I’ll never forget the time I spent $18 on a cocktail that arrived in a plastic cup. The drink was the Cosmic Trigger at Heart of Gold, an ice-filled concoction of gin, tea, amaro, honey and lemon. It was a pleasantly balanced, sweet-savory drink that would have tasted infinitely better in a proper Collins glass. If you don’t believe that appropriate drinkware enhances the cocktail experience, then you don’t take your spirits seriously.
At the peak of the pandemic, restaurants that were fortunate enough to survive by pivoting to take-out had no choice but to rely on single-use plastic containers, utensils and bags. As dine-in service returned, those same eateries continued to use disposables because they were believed by many to be the safe, sanitary option. But now that most staff and diners are vaccinated, and the experts assign the blame to airborne spread as opposed to surface transmission, what’s the motivation – apart from pleasing Big Plastic – to continue the practice?
The environmentally depressing glut of disposables – glasses, utensils, plates, napkins – is all the more incongruous given the surroundings. The Plum, the restaurant from which Heart of Gold hatched, was one of Cleveland’s most attractive dining spaces. The sleek, minimal bistro was painstakingly sculpted out of a 150-year-old building in Ohio City over the span of three years. Heck, the intricately snaked electrical conduit here is worth visiting alone.
But if the Plum has taught diners anything over the past five years, it is that restaurants either adapt or die. The seasonal, chef-driven menu, piloted by chef-owner Brett Sawyer, was always a moving target fueled by ambition, creativity and whimsy. But the pandemic put an end to all that and owner Jonah Oryszak announced that after being closed most of 2020, the Plum would not reopen. Instead, the space would become Heart of Gold, an even more casual neighborhood bar and kitchen.
By now, diners are increasingly familiar with the quick-serve dining model that sprang to life as a way of reducing labor costs. At H.O.G., diners walk in, place their order at the host stand and grab a seat. Drinks are ordered at the bar regardless your location inside or out.

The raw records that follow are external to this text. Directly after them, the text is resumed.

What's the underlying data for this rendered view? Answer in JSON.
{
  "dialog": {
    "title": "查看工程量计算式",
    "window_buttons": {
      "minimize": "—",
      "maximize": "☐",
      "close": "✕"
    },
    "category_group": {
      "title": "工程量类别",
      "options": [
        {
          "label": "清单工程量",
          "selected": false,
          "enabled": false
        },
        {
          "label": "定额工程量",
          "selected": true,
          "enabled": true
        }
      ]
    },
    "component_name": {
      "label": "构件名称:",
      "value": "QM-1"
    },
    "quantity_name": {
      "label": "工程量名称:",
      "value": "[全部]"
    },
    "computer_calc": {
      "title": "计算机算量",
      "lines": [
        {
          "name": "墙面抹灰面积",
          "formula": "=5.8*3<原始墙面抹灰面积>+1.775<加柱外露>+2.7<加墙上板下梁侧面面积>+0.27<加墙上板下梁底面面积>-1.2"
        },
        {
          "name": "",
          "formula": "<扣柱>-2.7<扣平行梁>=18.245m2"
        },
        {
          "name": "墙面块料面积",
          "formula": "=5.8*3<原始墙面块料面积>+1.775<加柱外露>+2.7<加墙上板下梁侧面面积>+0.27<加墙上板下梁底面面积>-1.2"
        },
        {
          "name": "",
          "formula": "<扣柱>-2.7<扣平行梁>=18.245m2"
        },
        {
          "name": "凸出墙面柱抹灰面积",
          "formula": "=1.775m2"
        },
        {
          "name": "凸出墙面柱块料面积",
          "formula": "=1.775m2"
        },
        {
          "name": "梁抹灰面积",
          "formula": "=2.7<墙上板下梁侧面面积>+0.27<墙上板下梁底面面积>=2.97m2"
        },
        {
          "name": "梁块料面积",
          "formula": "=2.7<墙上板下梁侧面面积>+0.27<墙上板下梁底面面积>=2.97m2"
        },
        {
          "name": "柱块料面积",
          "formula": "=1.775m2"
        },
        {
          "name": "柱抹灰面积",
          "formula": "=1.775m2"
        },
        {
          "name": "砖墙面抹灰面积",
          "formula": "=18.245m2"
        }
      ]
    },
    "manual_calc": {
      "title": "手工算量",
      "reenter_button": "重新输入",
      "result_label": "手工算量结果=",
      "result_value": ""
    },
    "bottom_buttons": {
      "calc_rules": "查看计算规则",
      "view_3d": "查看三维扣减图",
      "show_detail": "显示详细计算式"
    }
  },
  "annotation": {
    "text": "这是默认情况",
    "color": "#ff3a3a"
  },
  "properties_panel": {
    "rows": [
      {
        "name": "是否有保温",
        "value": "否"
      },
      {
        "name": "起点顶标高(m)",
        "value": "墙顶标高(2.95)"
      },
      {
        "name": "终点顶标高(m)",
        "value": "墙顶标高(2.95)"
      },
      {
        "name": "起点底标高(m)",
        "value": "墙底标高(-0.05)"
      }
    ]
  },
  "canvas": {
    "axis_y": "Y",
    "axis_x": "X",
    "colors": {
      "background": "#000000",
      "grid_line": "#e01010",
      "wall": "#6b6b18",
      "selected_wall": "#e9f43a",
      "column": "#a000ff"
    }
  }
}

Want a glass of water? Pour it yourself from the Igloo cooler in the stunning but largely empty dining room. Care for another round of beverages? Get up and make your way back to the bar. At meal’s end, a friend at the table wondered aloud without a hint of sarcasm, “Are we supposed to clean up after ourselves as well?”
In Cleveland, Peak Fried Chicken Sandwich has given way to Peak Smash Burger, and Heart of Gold’s version ($14) is on point. Chef Adam Bauer doesn’t pile on the embellishments, allowing the beefy goodness of the twin patties to shine. The meat shares space inside the downy-soft milk bun with American cheese, sweet onions, dill pickles and Maggi-seasoned mayo. It is aggressively delicious. Because no self-respecting 21st-century fast-casual restaurant would be caught dead without a chicken sandwich, Bauer offers the “Obligatory Fried Chicken” sandwich ($12) in regular and spicy preparations. No surprise, she’s a beaut. The craggy crusted, juicy-centered bird is paired with napa slaw, spicy pickles and seasoned mayo.
We ordered four sandwiches in all, with the intent of slicing, passing and sharing the spoils. That was easier said than done when one is dealing with flimsy utensils and paper boats. But pass and taste we did, with the Old Major ($14) edging out the Mushroom-Meatloaf Melt ($14) for honors in the third and fourth positions. Billed as a “vegetarian Big Mac,” the Old Major was ridiculously savory, satisfying and impressive given that it is completely vegan (save for the cheese).
Bauer picked up his wing skills while working at Greenhouse Tavern, and you can taste the talent in the form of the chicken drums ($10). Like his former employer’s renowned wings, the chef’s drums are cured, slow-cooked in fat and deep fried to order, leaving them uber-crisp but also meltingly tender. Next time I’ll skip the slightly metallic tasting lemon-pepper dry rub in favor of the house hot or sesame garlic. Pair any and every sandwich with an order of waffle fries ($4).
A handful of salads and grain bowls rounds out the menu, with the Caesar ($10) largely faithful to the classic except for the righteous fried capers. H.O.G. keeps the menu pretty tight so the kitchen can stay seasonal and have some fun. Recent specials have included a popcorn chicken bowl with Ohio corn and pepper gravy, a brisket-stuffed footlong topped with pierogies and slaw, and a vegan crunch wrap with mushroom duxelles and salsa verde.
Specials like those, along with recurring deals like “nuggie night,” give food lovers plenty of cause to keep their eyes glued to the restaurant’s social media pages.
Heart of Gold
4133 Lorain Ave., Cleveland